**Prompt:** Among the lines of the data, copy those that hold "this".

**Provided data:**
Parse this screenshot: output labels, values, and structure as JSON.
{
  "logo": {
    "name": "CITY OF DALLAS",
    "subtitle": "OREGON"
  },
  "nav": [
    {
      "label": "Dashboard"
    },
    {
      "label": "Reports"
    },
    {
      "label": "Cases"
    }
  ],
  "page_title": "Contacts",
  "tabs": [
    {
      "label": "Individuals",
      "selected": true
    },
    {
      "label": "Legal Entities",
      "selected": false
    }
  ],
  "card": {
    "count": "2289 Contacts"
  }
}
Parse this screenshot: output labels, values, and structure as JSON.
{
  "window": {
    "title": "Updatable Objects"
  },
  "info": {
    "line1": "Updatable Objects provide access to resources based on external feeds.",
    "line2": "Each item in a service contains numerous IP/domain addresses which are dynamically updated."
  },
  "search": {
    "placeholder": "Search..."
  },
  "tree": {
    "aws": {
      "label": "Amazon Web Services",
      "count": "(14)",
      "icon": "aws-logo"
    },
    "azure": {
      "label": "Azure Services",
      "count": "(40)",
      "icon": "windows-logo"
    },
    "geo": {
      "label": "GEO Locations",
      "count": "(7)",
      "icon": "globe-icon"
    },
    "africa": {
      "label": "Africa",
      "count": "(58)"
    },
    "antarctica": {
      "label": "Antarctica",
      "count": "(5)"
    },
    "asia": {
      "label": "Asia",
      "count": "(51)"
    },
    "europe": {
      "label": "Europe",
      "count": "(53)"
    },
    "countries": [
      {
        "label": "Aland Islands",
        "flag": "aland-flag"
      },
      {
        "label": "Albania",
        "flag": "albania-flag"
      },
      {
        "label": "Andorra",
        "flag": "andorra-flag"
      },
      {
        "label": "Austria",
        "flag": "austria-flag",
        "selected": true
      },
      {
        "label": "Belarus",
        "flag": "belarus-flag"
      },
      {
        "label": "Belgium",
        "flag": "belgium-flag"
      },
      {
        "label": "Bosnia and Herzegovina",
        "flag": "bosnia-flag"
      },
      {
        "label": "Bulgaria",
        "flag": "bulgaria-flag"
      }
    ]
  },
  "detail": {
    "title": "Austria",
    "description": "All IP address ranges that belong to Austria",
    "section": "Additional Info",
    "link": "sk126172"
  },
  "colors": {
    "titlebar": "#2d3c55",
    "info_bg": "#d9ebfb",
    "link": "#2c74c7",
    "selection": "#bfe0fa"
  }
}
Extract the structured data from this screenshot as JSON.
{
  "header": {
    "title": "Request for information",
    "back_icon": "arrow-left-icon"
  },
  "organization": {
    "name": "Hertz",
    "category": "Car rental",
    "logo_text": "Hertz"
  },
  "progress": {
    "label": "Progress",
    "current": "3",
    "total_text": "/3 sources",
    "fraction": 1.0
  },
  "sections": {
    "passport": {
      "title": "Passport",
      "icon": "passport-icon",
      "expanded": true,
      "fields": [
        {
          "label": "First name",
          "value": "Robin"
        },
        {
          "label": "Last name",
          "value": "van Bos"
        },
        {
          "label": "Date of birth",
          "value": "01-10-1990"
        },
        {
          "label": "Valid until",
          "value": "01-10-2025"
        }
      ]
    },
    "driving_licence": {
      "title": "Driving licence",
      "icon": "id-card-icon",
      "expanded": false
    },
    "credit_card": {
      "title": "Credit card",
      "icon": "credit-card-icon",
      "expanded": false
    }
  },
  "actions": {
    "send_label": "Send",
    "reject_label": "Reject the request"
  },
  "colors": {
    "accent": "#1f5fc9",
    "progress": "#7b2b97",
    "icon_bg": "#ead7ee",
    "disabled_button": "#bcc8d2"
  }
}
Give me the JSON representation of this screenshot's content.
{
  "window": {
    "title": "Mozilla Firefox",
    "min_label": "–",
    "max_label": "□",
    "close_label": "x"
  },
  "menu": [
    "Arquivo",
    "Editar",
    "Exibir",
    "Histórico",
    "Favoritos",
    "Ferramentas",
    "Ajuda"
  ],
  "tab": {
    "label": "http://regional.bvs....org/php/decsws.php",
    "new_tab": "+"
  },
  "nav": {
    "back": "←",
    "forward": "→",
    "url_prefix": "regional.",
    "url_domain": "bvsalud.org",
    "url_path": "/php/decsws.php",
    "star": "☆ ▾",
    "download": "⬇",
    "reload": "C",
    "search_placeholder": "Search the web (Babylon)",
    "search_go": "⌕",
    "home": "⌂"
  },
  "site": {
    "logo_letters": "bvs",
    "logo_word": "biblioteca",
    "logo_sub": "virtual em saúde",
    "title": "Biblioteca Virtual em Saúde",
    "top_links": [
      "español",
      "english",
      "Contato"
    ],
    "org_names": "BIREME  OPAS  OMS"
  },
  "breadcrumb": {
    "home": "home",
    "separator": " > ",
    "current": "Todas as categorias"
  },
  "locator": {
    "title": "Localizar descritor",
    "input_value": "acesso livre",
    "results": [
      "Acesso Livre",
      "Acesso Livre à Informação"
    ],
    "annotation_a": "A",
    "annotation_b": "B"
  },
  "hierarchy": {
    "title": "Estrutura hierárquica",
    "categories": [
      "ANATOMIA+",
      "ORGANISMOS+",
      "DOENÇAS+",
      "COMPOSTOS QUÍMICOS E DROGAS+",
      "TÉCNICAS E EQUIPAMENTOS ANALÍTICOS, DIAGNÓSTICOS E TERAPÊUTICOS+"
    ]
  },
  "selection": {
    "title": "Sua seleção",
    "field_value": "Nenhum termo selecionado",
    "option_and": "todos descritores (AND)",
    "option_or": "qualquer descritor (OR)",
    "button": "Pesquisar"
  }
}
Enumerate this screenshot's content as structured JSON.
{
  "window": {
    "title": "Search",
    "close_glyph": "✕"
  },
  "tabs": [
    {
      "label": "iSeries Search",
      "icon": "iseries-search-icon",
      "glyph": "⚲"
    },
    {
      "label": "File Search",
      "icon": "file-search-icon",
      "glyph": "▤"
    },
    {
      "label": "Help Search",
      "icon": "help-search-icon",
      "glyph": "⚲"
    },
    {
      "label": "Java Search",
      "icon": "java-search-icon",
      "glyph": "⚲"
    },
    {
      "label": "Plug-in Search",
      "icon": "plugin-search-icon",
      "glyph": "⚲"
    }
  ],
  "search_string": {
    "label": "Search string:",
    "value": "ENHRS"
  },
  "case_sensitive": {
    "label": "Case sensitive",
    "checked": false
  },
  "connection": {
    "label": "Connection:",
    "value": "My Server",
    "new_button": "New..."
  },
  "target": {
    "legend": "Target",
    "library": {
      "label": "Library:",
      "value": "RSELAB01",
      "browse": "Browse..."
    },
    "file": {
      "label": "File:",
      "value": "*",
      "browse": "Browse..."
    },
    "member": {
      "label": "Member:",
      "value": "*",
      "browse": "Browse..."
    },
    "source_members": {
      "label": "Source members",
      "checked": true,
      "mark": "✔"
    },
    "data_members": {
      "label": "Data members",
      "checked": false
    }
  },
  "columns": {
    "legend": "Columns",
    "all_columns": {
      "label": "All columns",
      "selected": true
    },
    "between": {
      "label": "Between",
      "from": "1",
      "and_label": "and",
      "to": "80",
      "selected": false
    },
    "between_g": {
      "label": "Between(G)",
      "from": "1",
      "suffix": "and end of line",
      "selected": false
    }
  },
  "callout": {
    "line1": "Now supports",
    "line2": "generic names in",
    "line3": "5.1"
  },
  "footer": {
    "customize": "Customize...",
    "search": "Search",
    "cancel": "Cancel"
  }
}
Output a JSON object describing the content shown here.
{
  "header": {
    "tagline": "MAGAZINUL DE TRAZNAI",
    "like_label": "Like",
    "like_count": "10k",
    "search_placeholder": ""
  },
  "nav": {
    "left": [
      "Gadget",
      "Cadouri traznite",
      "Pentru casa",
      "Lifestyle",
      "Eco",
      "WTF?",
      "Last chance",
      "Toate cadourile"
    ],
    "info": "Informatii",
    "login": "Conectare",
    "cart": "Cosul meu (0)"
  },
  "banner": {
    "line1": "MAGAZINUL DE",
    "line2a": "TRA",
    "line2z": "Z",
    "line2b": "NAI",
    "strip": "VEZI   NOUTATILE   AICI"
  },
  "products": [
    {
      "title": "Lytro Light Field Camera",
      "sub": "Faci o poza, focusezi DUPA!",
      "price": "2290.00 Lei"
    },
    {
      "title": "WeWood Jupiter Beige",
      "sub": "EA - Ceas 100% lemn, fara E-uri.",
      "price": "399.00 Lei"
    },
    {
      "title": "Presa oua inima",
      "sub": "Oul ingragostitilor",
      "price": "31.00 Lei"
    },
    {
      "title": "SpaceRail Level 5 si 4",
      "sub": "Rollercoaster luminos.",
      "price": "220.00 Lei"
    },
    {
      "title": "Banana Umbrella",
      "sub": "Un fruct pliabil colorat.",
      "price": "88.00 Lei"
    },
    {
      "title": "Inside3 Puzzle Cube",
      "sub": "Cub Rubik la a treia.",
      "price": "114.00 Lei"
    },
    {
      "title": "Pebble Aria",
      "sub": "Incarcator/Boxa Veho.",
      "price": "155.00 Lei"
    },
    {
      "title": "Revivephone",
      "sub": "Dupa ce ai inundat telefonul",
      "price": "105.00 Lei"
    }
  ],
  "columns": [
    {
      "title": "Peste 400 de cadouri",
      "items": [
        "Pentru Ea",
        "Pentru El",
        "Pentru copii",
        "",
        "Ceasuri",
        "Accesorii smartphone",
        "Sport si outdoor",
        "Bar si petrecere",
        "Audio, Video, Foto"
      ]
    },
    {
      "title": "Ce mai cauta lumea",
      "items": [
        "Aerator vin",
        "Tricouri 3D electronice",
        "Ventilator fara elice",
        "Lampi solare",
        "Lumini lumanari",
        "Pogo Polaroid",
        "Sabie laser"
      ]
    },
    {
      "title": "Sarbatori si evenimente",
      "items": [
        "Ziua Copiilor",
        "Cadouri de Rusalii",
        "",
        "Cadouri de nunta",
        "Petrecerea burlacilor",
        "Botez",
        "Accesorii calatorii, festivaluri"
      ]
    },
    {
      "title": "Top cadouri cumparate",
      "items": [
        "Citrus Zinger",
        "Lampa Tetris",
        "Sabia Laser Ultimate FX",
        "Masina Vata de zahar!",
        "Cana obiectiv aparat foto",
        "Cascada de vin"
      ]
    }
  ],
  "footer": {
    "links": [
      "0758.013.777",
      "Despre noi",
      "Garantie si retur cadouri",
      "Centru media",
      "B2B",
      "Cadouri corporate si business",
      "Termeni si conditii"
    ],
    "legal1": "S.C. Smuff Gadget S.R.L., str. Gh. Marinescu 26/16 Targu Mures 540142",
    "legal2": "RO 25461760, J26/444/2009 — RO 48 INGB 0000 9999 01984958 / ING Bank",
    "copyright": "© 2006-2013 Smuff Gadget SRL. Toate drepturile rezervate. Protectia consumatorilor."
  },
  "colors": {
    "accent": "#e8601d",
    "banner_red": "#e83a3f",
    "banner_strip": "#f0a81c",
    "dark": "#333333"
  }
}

**Task response:**
Parse this screenshot: output labels, values, and structure as JSON.
Parse this screenshot: output labels, values, and structure as JSON.
Extract the structured data from this screenshot as JSON.
Give me the JSON representation of this screenshot's content.
Enumerate this screenshot's content as structured JSON.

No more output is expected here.